__EXERCISE DETAILS__
Search the entries below for the word "positions" and copy each line that has it.

══ SOURCE MATERIAL

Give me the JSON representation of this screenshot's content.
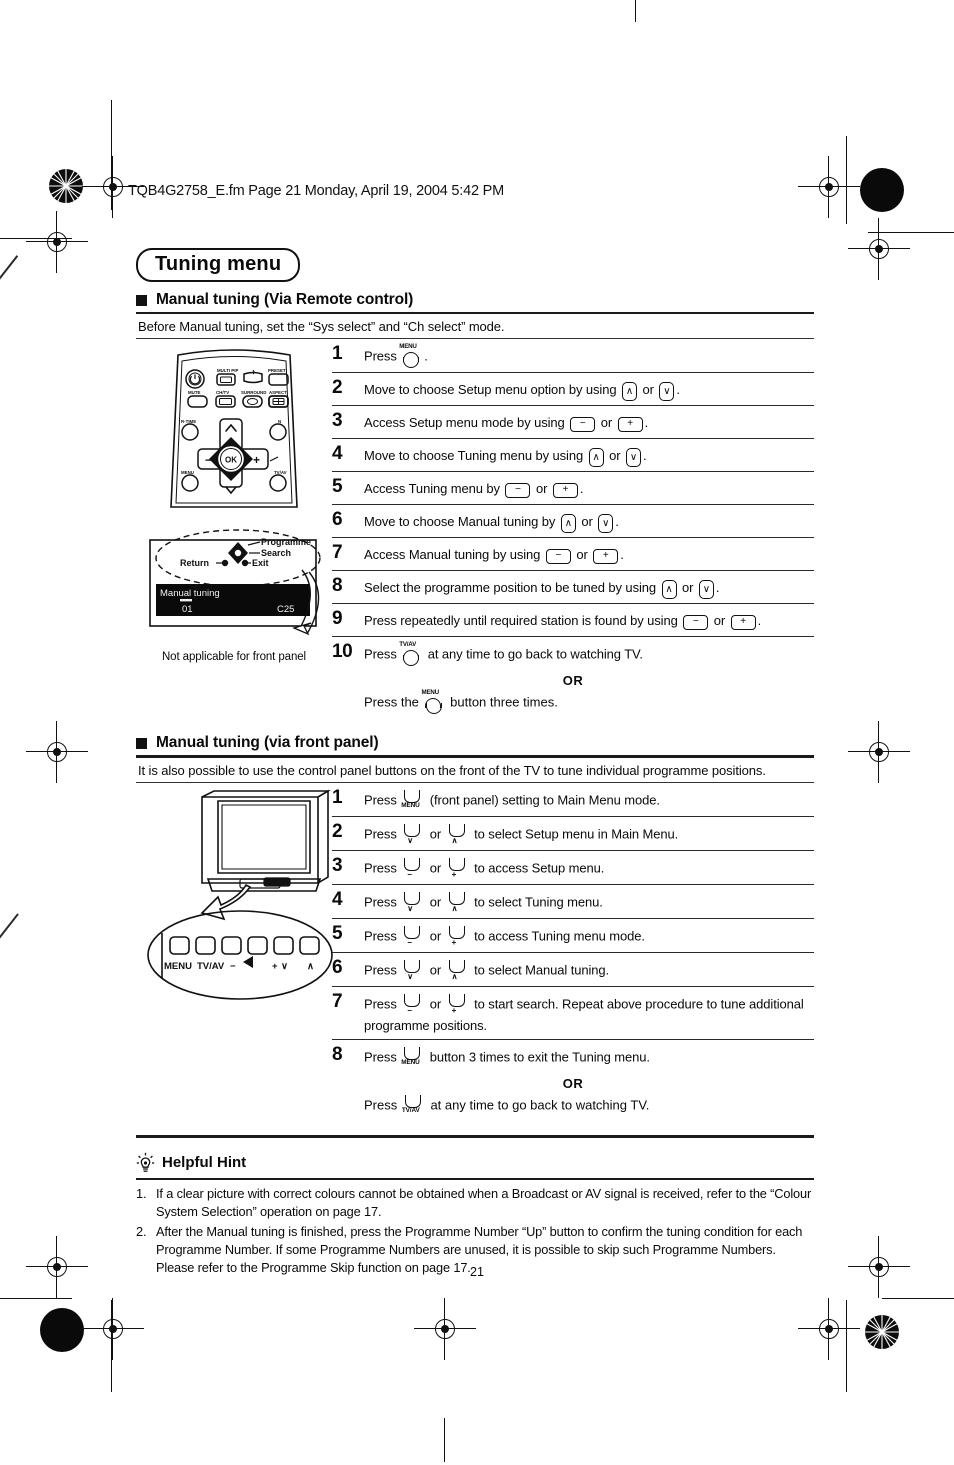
{
  "print_header": "TQB4G2758_E.fm  Page 21  Monday, April 19, 2004  5:42 PM",
  "chapter_title": "Tuning menu",
  "page_number": "21",
  "remote_section": {
    "heading": "Manual tuning (Via Remote control)",
    "intro": "Before Manual tuning, set the “Sys select” and “Ch select” mode.",
    "figure": {
      "remote_keys": {
        "power": "⏻",
        "multi_pip": "MULTI PIP",
        "preset": "PRESET",
        "mute": "MUTE",
        "ch_tv": "CH/TV",
        "surround": "SURROUND",
        "aspect": "ASPECT",
        "r_time": "R-TIME",
        "n": "N",
        "ok": "OK",
        "minus": "−",
        "plus": "+",
        "menu": "MENU",
        "tv_av": "TV/AV",
        "up": "∧",
        "down": "∨"
      },
      "osd": {
        "title": "Manual tuning",
        "programme_number": "01",
        "channel": "C25",
        "label_programme": "Programme",
        "label_search": "Search",
        "label_return": "Return",
        "label_exit": "Exit"
      },
      "caption": "Not applicable for front panel"
    },
    "steps": [
      {
        "num": "1",
        "parts": [
          {
            "t": "text",
            "v": "Press "
          },
          {
            "t": "key-round",
            "v": "MENU"
          },
          {
            "t": "text",
            "v": "."
          }
        ]
      },
      {
        "num": "2",
        "parts": [
          {
            "t": "text",
            "v": "Move to choose Setup menu option by using "
          },
          {
            "t": "key-ud",
            "v": "∧"
          },
          {
            "t": "text",
            "v": " or "
          },
          {
            "t": "key-ud",
            "v": "∨"
          },
          {
            "t": "text",
            "v": "."
          }
        ]
      },
      {
        "num": "3",
        "parts": [
          {
            "t": "text",
            "v": "Access Setup menu mode by using "
          },
          {
            "t": "key-pm",
            "v": "−"
          },
          {
            "t": "text",
            "v": " or "
          },
          {
            "t": "key-pm",
            "v": "+"
          },
          {
            "t": "text",
            "v": "."
          }
        ]
      },
      {
        "num": "4",
        "parts": [
          {
            "t": "text",
            "v": "Move to choose Tuning menu by using "
          },
          {
            "t": "key-ud",
            "v": "∧"
          },
          {
            "t": "text",
            "v": " or "
          },
          {
            "t": "key-ud",
            "v": "∨"
          },
          {
            "t": "text",
            "v": "."
          }
        ]
      },
      {
        "num": "5",
        "parts": [
          {
            "t": "text",
            "v": "Access Tuning menu by "
          },
          {
            "t": "key-pm",
            "v": "−"
          },
          {
            "t": "text",
            "v": " or "
          },
          {
            "t": "key-pm",
            "v": "+"
          },
          {
            "t": "text",
            "v": "."
          }
        ]
      },
      {
        "num": "6",
        "parts": [
          {
            "t": "text",
            "v": "Move to choose Manual tuning by "
          },
          {
            "t": "key-ud",
            "v": "∧"
          },
          {
            "t": "text",
            "v": " or "
          },
          {
            "t": "key-ud",
            "v": "∨"
          },
          {
            "t": "text",
            "v": "."
          }
        ]
      },
      {
        "num": "7",
        "parts": [
          {
            "t": "text",
            "v": "Access Manual tuning by using "
          },
          {
            "t": "key-pm",
            "v": "−"
          },
          {
            "t": "text",
            "v": " or "
          },
          {
            "t": "key-pm",
            "v": "+"
          },
          {
            "t": "text",
            "v": "."
          }
        ]
      },
      {
        "num": "8",
        "parts": [
          {
            "t": "text",
            "v": "Select the programme position to be tuned by using "
          },
          {
            "t": "key-ud",
            "v": "∧"
          },
          {
            "t": "text",
            "v": " or "
          },
          {
            "t": "key-ud",
            "v": "∨"
          },
          {
            "t": "text",
            "v": "."
          }
        ]
      },
      {
        "num": "9",
        "parts": [
          {
            "t": "text",
            "v": "Press repeatedly until required station is found by using "
          },
          {
            "t": "key-pm",
            "v": "−"
          },
          {
            "t": "text",
            "v": " or "
          },
          {
            "t": "key-pm",
            "v": "+"
          },
          {
            "t": "text",
            "v": "."
          }
        ]
      },
      {
        "num": "10",
        "parts": [
          {
            "t": "text",
            "v": "Press "
          },
          {
            "t": "key-round",
            "v": "TV/AV"
          },
          {
            "t": "text",
            "v": " at any time to go back to watching TV."
          }
        ],
        "or_label": "OR",
        "alt_parts": [
          {
            "t": "text",
            "v": "Press the "
          },
          {
            "t": "key-round",
            "v": "MENU"
          },
          {
            "t": "text",
            "v": " button three times."
          }
        ]
      }
    ]
  },
  "front_panel_section": {
    "heading": "Manual tuning (via front panel)",
    "intro": "It is also possible to use the control panel buttons on the front of the TV to tune individual programme positions.",
    "figure": {
      "panel_button_labels": [
        "MENU",
        "TV/AV",
        "−",
        "◀",
        "+",
        "∨",
        "∧"
      ]
    },
    "steps": [
      {
        "num": "1",
        "parts": [
          {
            "t": "text",
            "v": "Press "
          },
          {
            "t": "key-panel",
            "v": "MENU"
          },
          {
            "t": "text",
            "v": " (front panel) setting to Main Menu mode."
          }
        ]
      },
      {
        "num": "2",
        "parts": [
          {
            "t": "text",
            "v": "Press "
          },
          {
            "t": "key-panel",
            "v": "∨"
          },
          {
            "t": "text",
            "v": " or "
          },
          {
            "t": "key-panel",
            "v": "∧"
          },
          {
            "t": "text",
            "v": " to select Setup menu in Main Menu."
          }
        ]
      },
      {
        "num": "3",
        "parts": [
          {
            "t": "text",
            "v": "Press "
          },
          {
            "t": "key-panel",
            "v": "−"
          },
          {
            "t": "text",
            "v": " or "
          },
          {
            "t": "key-panel",
            "v": "+"
          },
          {
            "t": "text",
            "v": " to access Setup menu."
          }
        ]
      },
      {
        "num": "4",
        "parts": [
          {
            "t": "text",
            "v": "Press "
          },
          {
            "t": "key-panel",
            "v": "∨"
          },
          {
            "t": "text",
            "v": " or "
          },
          {
            "t": "key-panel",
            "v": "∧"
          },
          {
            "t": "text",
            "v": " to select Tuning menu."
          }
        ]
      },
      {
        "num": "5",
        "parts": [
          {
            "t": "text",
            "v": "Press "
          },
          {
            "t": "key-panel",
            "v": "−"
          },
          {
            "t": "text",
            "v": " or "
          },
          {
            "t": "key-panel",
            "v": "+"
          },
          {
            "t": "text",
            "v": " to access Tuning menu mode."
          }
        ]
      },
      {
        "num": "6",
        "parts": [
          {
            "t": "text",
            "v": "Press "
          },
          {
            "t": "key-panel",
            "v": "∨"
          },
          {
            "t": "text",
            "v": " or "
          },
          {
            "t": "key-panel",
            "v": "∧"
          },
          {
            "t": "text",
            "v": " to select Manual tuning."
          }
        ]
      },
      {
        "num": "7",
        "parts": [
          {
            "t": "text",
            "v": "Press "
          },
          {
            "t": "key-panel",
            "v": "−"
          },
          {
            "t": "text",
            "v": " or "
          },
          {
            "t": "key-panel",
            "v": "+"
          },
          {
            "t": "text",
            "v": " to start search. Repeat above procedure to tune additional programme positions."
          }
        ]
      },
      {
        "num": "8",
        "parts": [
          {
            "t": "text",
            "v": "Press "
          },
          {
            "t": "key-panel",
            "v": "MENU"
          },
          {
            "t": "text",
            "v": " button 3 times to exit the Tuning menu."
          }
        ],
        "or_label": "OR",
        "alt_parts": [
          {
            "t": "text",
            "v": "Press "
          },
          {
            "t": "key-panel",
            "v": "TV/AV"
          },
          {
            "t": "text",
            "v": " at any time to go back to watching TV."
          }
        ]
      }
    ]
  },
  "helpful_hint": {
    "heading": "Helpful Hint",
    "items": [
      {
        "num": "1.",
        "text": "If a clear picture with correct colours cannot be obtained when a Broadcast or AV signal is received, refer to the “Colour System Selection” operation on page 17."
      },
      {
        "num": "2.",
        "text": "After the Manual tuning is finished, press the Programme Number “Up” button to confirm the tuning condition for each Programme Number. If some Programme Numbers are unused, it is possible to skip such Programme Numbers. Please refer to the Programme Skip function on page 17."
      }
    ]
  }
}
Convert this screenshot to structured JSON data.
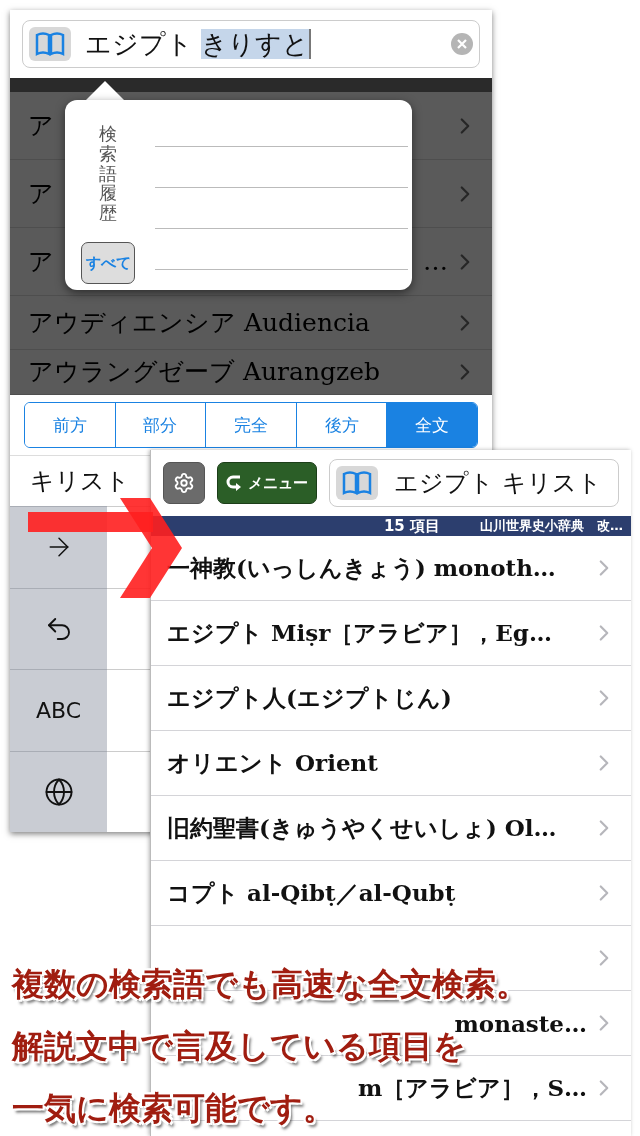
{
  "search_field": {
    "value": "エジプト ",
    "selected_text": "きりすと"
  },
  "background_rows": [
    {
      "text": "ア"
    },
    {
      "text": "ア"
    },
    {
      "text": "ア",
      "tail": "…"
    },
    {
      "text": "アウディエンシア Audiencia"
    },
    {
      "text": "アウラングゼーブ Aurangzeb"
    }
  ],
  "history_popover": {
    "title": "検索語履歴",
    "all_button": "すべて"
  },
  "match_modes": [
    {
      "label": "前方",
      "selected": false
    },
    {
      "label": "部分",
      "selected": false
    },
    {
      "label": "完全",
      "selected": false
    },
    {
      "label": "後方",
      "selected": false
    },
    {
      "label": "全文",
      "selected": true
    }
  ],
  "candidate": "キリスト",
  "keyboard_keys": [
    {
      "kind": "arrow"
    },
    {
      "kind": "undo"
    },
    {
      "kind": "text",
      "label": "ABC"
    },
    {
      "kind": "globe"
    }
  ],
  "front_screen": {
    "menu_button": "メニュー",
    "search_value": "エジプト キリスト",
    "count": "15 項目",
    "dictionary": "山川世界史小辞典　改…",
    "rows": [
      {
        "kind": "full",
        "text": "一神教(いっしんきょう) monoth…"
      },
      {
        "kind": "full",
        "text": "エジプト Miṣr［アラビア］，Eg…"
      },
      {
        "kind": "full",
        "text": "エジプト人(エジプトじん)"
      },
      {
        "kind": "full",
        "text": "オリエント Orient"
      },
      {
        "kind": "full",
        "text": "旧約聖書(きゅうやくせいしょ) Ol…"
      },
      {
        "kind": "full",
        "text": "コプト al-Qibṭ／al-Qubṭ"
      },
      {
        "kind": "covered"
      },
      {
        "kind": "partial",
        "text": "monaste…"
      },
      {
        "kind": "partial",
        "text": "m［アラビア］，S…"
      }
    ]
  },
  "caption": [
    "複数の検索語でも高速な全文検索。",
    "解説文中で言及している項目を",
    "一気に検索可能です。"
  ]
}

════

__ANSWER SECTION__
    "intro": "It is also possible to use the control panel buttons on the front of the TV to tune individual programme positions.",
            "v": " to start search. Repeat above procedure to tune additional programme positions."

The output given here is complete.